■ Instructions for the task: Leave out the images; return the rest of the data exactly.

■ Provided data:
^^^^^^^^
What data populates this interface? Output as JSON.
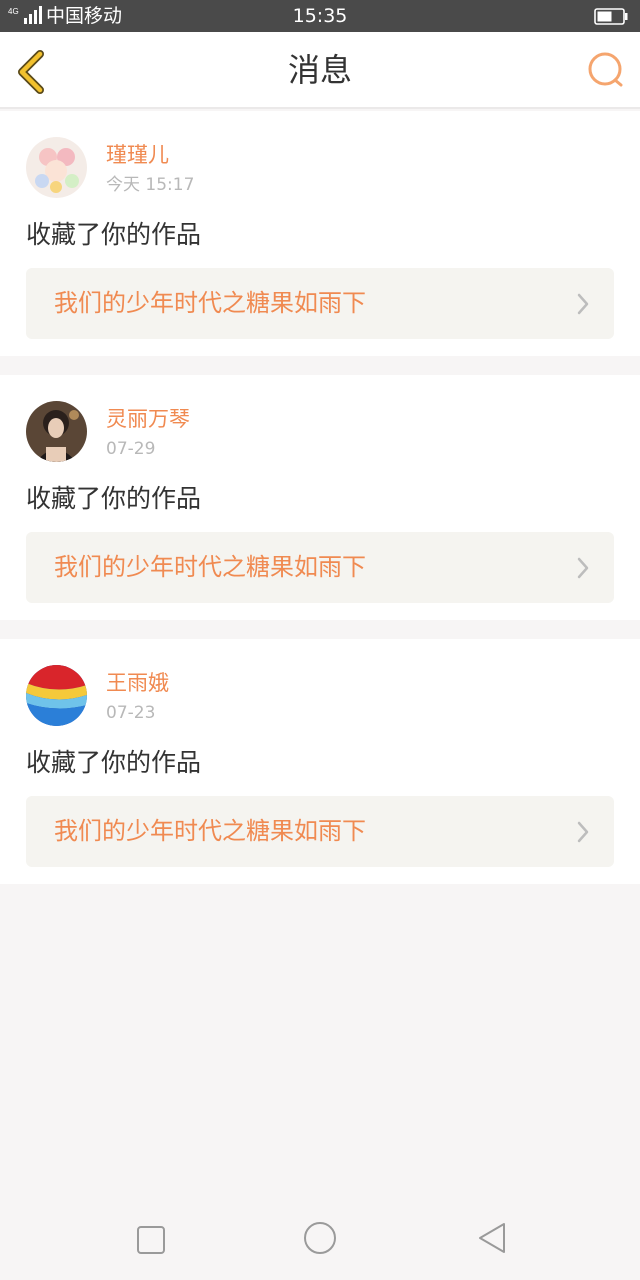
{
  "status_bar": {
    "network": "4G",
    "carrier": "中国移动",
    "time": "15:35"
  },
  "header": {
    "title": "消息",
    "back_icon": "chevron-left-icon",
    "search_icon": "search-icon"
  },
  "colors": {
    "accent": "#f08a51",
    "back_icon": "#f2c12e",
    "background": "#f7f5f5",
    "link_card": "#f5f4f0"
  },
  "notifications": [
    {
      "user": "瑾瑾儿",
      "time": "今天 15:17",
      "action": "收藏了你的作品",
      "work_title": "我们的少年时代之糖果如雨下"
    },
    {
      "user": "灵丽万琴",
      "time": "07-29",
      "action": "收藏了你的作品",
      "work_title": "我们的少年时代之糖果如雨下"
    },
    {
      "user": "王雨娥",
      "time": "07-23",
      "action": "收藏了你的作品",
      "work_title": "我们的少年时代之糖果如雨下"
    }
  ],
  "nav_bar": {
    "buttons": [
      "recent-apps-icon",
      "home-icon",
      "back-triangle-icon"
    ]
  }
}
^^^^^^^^
■ Result:
What data populates this interface? Output as JSON.
{
  "status_bar": {
    "network": "4G",
    "carrier": "中国移动",
    "time": "15:35"
  },
  "header": {
    "title": "消息",
    "back_icon": "chevron-left-icon",
    "search_icon": "search-icon"
  },
  "colors": {
    "accent": "#f08a51",
    "back_icon": "#f2c12e",
    "background": "#f7f5f5",
    "link_card": "#f5f4f0"
  },
  "notifications": [
    {
      "user": "瑾瑾儿",
      "time": "今天 15:17",
      "action": "收藏了你的作品",
      "work_title": "我们的少年时代之糖果如雨下"
    },
    {
      "user": "灵丽万琴",
      "time": "07-29",
      "action": "收藏了你的作品",
      "work_title": "我们的少年时代之糖果如雨下"
    },
    {
      "user": "王雨娥",
      "time": "07-23",
      "action": "收藏了你的作品",
      "work_title": "我们的少年时代之糖果如雨下"
    }
  ],
  "nav_bar": {
    "buttons": [
      "recent-apps-icon",
      "home-icon",
      "back-triangle-icon"
    ]
  }
}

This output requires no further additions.